Formed in 2004, by brothers Isaac and Zac Jones, GIANT formed as an answer to their angst with the current heavy metal/hardcore scene. Hailing from Greensboro, North Carolina, they saught to create something deeper and more meaningful than what they were hearing. Going back to American Hardcore roots, they make music for the sake of making music, with freedom from perverted social pressures.
On their website, giantnc.com, they explain that they emerged in resistance to the current factory trend in hardcore and metal, as the scene is increasingly infested by bands interested in only profit and commercialism. Giant believes that music labeled as commodity robs musicians of creativity, artistic freedom, and over all, progression, as musicians are forced to fit everything into a specific marketable mold.

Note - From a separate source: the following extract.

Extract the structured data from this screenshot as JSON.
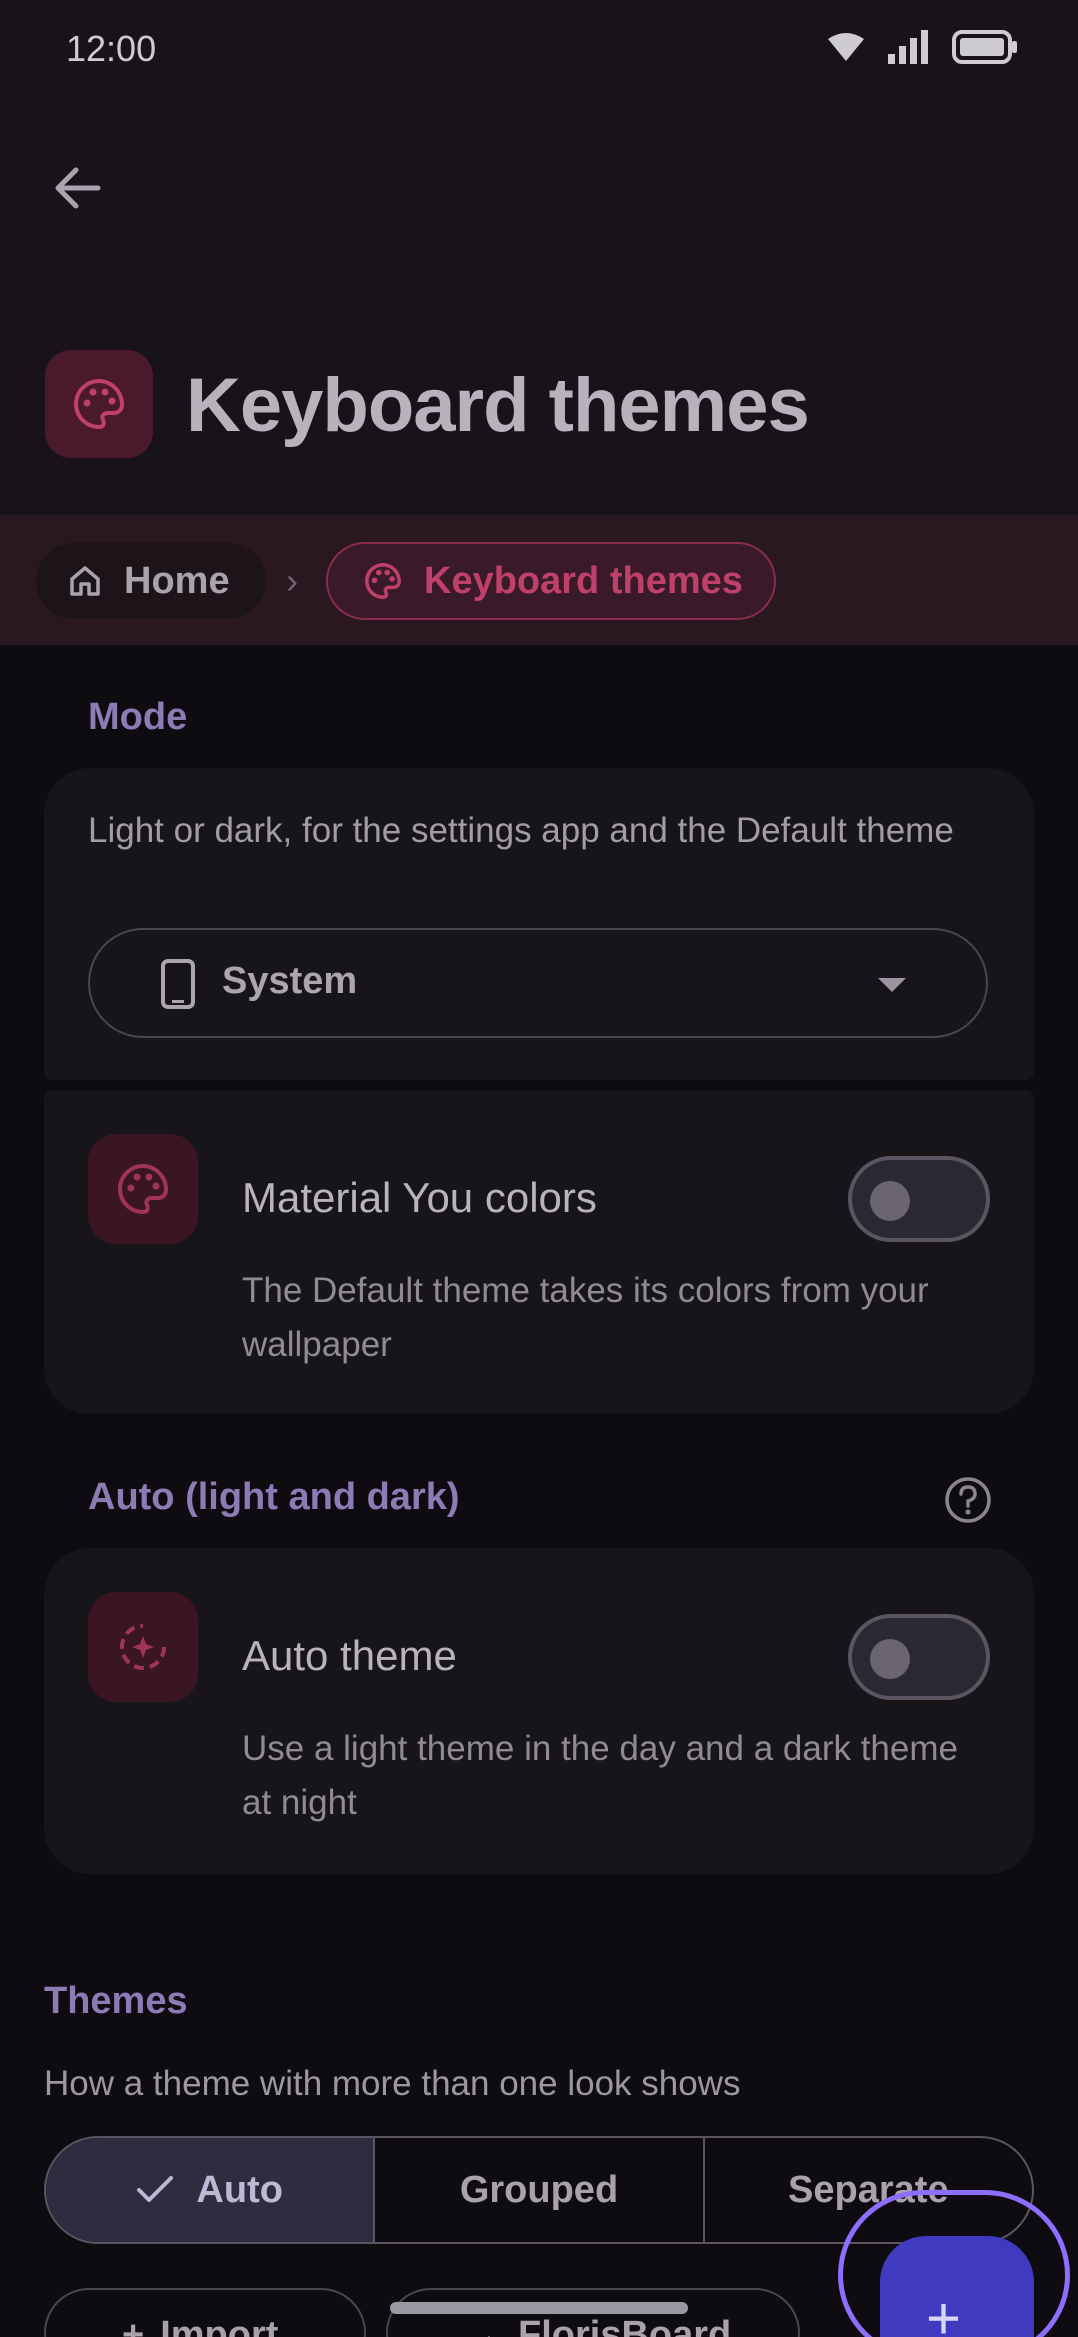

Instead, Giant vows to ignore the market and reintroduce thought, song writing, and social awareness to our "counter culture"--defiance in contextual social spheres. Collectively, Giant addresses racism, sexism, homophobia, institutionalization, commodifcation, gentrification, animal liberation, class struggle, eco-liberation, sobriety, and post-modernism.
I sat down with Isaac Jones (vocals, guitar) after the show to find out more about the band.
Tell me a bit about your musical influences.
Isaac Jones: We’ve all grown up in either metal scenes or hardcore scenes. The music for us was always a very passionate thing—that is what hardcore was at least when me and my brother, Zac, got into it. We all just really loved music for what it gave to us.
There is a huge difference in the melodic part of your music, as compared to any hardcore bands I’ve heard. It seems similar in sound to the British band, Muse. Can you tell me about that?
Isaac Jones: I guess it’s mostly because the influences that we’ve had--a whole realm of influences--It wasn’t just one thing. That’s what brings the whole clique mentality into metal or hardcore…the thinking is pretty closed-minded, as far as that type of thing goes. We’ve always been open to various outlets, drawing influences from everywhere, even in past hardcore bands; it was never just strictly one thing. We get some influences from classical composition—so I guess you could say we’re influenced from classical music to metal/hardcore—it comes from everywhere for us.
All members being straight-edge/vegan, do you consider yourselves a straight-edge band?
Isaac Jones: We really don’t. It was kind of just a fluke that we all happen to be straight-edge/vegan. It’s all kind of close-knit, the straight-edge community in Greensboro, and the vegan kids. We don’t push it or sell that image…I think it’s fucked up that bands sell that image, and I don’t think that personal lifestyles should be on the fore-front of anybody as a message or a movement of any type.
I’m glad that I’m straight-edge, I take it very personally and I’m very into it--but it’s just me. I don’t want it to be pushed as a message or agenda worn on our sleeves as a band. We do preach about other things such as anarchism, and veganism sometimes, because we do feel that those are things that have more mass affect; straight-edge is just a personal lifestyle choice for us.
Do you have a website?
Isaac Jones: Yeah, giantnc.com and http://www.myspace.com/giantnc
What does ‘Giant’ mean to you as a band?
Isaac Jones: It provides a large-scale visual image…basically a key word to describe something, but not give everything away…
…a subtle word to provide hope?
Isaac Jones: It doesn’t carry any strong connotation, but it definitely means something. People can take whatever they want from it.